The little booklet, published by the Governors Island Club, was given me. It tells the history of the island and is very interesting. The old forts are purely ornamental today, but the building which McKim, Meade and White designed, is not only dignified and charming, but filled with activity.

I paid a short visit to the hospital. While I doubt if it is ever pleasant to be ill, still I think these officers and men are in very pleasant quarters.

I never saw anything more efficient and orderly than the cafeteria, the kitchen and the supply rooms. I wish my own house could always be so spic and span.

The sergeant in charge seemed to me remarkably able and efficient. When he showed me the field kitchens, each one of which can produce a meal for fifty men, I was lost in admiration. He told me it takes two hours to prepare a meal, though he has produced a satisfactory dinner in 45 minutes, and it can be done with the trucks in motion.

I thought of an old army kitchen, my one real contact with army feeding. The Red Cross used it in the last war to make coffee for trainloads of troops coming through the Washington railroad yards. I still remember our difficulty in keeping it clean. It did not remotely resemble this modern and efficient equipment.

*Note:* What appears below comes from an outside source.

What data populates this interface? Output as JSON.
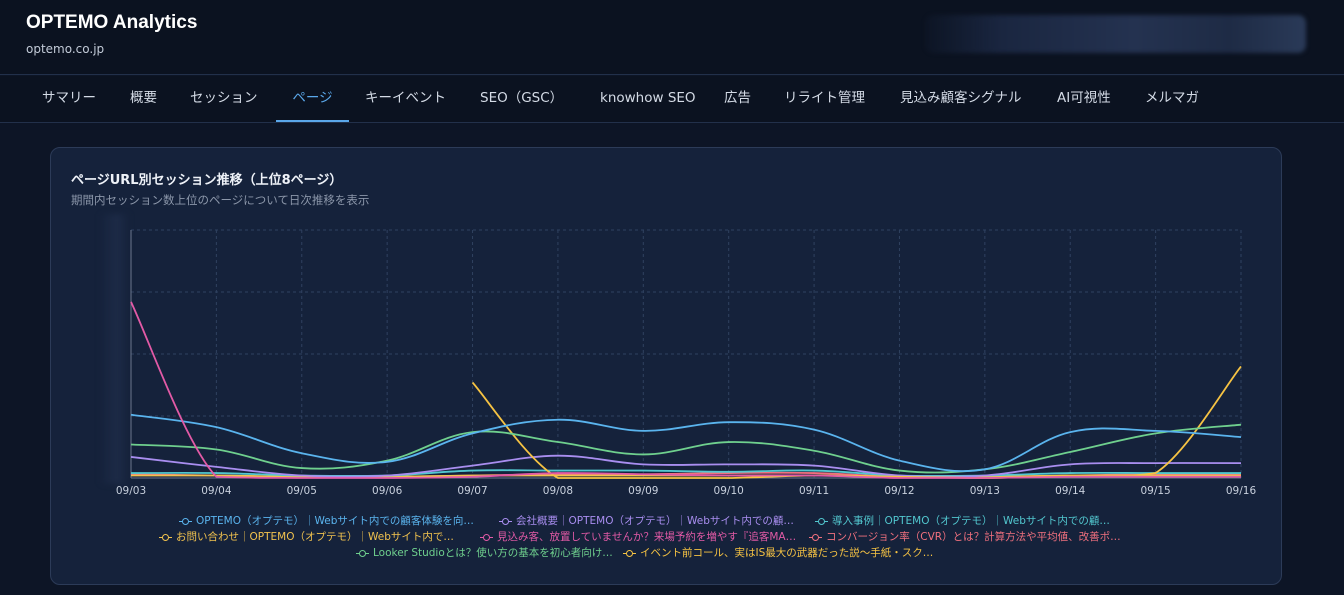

Finally, we watched a parade. They told me most of the men were selectees under young reserve officers. I can only say they did as well as any troops I have ever seen.

After tea with General and Mrs. Drum, I came home to keep an appointment with Dr. John Eliot and then had dinner with Miss Esther Lape. I spent the evening catching up on the mail.

This morning, at Mayor La Guardia's request, I looked at some designs for uniforms, which volunteers may wear in the future. I confess to a little confusion in thinking about uniforms before being entirely certain what work is to be done in them, but I suppose simple working clothes can fit all types of work.

E.R.
TMs, AERP, FDRL